Records from a data collection:
--*--

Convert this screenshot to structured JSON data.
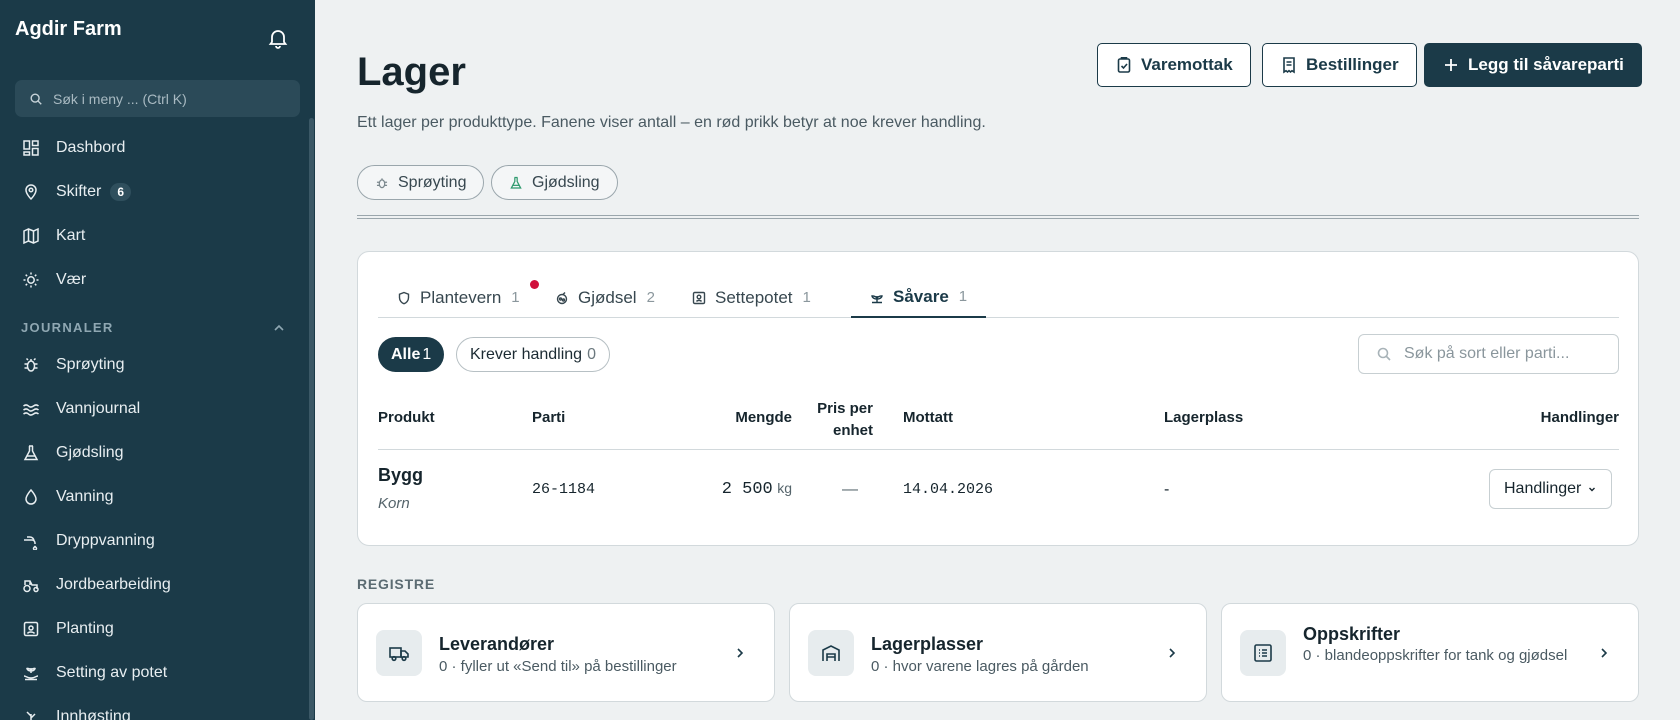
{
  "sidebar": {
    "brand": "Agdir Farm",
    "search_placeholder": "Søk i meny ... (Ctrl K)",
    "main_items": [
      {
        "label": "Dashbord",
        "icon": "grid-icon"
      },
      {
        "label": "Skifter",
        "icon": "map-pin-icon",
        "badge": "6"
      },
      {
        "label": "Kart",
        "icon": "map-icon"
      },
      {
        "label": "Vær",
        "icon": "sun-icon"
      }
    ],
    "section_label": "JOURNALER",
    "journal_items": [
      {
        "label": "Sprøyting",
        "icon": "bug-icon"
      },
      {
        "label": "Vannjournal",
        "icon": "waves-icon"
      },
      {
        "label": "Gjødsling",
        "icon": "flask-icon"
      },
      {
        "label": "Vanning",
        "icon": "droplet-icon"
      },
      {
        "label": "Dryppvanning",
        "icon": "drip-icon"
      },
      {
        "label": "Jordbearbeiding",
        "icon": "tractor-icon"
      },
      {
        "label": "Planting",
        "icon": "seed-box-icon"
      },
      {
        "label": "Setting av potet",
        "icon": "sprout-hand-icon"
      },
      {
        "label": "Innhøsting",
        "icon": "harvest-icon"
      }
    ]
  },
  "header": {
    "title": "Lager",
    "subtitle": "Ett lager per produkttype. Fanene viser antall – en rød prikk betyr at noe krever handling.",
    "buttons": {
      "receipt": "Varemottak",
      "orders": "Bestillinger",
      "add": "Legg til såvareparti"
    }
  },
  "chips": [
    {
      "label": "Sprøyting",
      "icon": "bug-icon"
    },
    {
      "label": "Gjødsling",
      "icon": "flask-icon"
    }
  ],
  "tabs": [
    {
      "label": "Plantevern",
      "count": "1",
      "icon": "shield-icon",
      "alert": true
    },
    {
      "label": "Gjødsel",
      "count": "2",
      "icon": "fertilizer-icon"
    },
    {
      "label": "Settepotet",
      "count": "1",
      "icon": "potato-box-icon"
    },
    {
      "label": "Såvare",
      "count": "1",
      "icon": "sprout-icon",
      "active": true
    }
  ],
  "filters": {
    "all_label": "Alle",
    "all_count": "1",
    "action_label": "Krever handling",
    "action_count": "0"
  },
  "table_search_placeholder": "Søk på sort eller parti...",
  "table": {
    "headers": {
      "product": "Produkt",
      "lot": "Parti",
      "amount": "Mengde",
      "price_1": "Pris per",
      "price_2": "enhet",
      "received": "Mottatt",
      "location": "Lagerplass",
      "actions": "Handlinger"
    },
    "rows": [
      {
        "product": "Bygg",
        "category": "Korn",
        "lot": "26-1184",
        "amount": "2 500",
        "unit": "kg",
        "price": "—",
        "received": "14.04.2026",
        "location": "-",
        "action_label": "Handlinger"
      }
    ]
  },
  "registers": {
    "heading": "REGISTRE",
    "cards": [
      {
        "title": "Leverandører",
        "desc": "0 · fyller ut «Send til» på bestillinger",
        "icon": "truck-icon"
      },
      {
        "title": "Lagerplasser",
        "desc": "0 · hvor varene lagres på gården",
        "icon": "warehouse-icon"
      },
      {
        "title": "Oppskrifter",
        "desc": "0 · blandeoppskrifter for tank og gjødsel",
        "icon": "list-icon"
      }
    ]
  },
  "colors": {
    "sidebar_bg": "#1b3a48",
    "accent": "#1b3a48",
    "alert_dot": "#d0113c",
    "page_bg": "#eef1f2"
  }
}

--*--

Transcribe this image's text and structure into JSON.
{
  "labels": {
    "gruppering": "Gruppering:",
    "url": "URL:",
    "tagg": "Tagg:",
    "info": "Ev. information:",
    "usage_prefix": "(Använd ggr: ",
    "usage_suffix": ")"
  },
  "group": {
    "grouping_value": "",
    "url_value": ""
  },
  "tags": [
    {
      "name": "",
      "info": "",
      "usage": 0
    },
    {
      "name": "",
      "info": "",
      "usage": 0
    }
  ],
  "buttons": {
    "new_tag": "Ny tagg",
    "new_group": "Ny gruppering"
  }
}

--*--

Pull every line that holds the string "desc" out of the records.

* Answer below:
        "desc": "0 · fyller ut «Send til» på bestillinger",
        "desc": "0 · hvor varene lagres på gården",
        "desc": "0 · blandeoppskrifter for tank og gjødsel",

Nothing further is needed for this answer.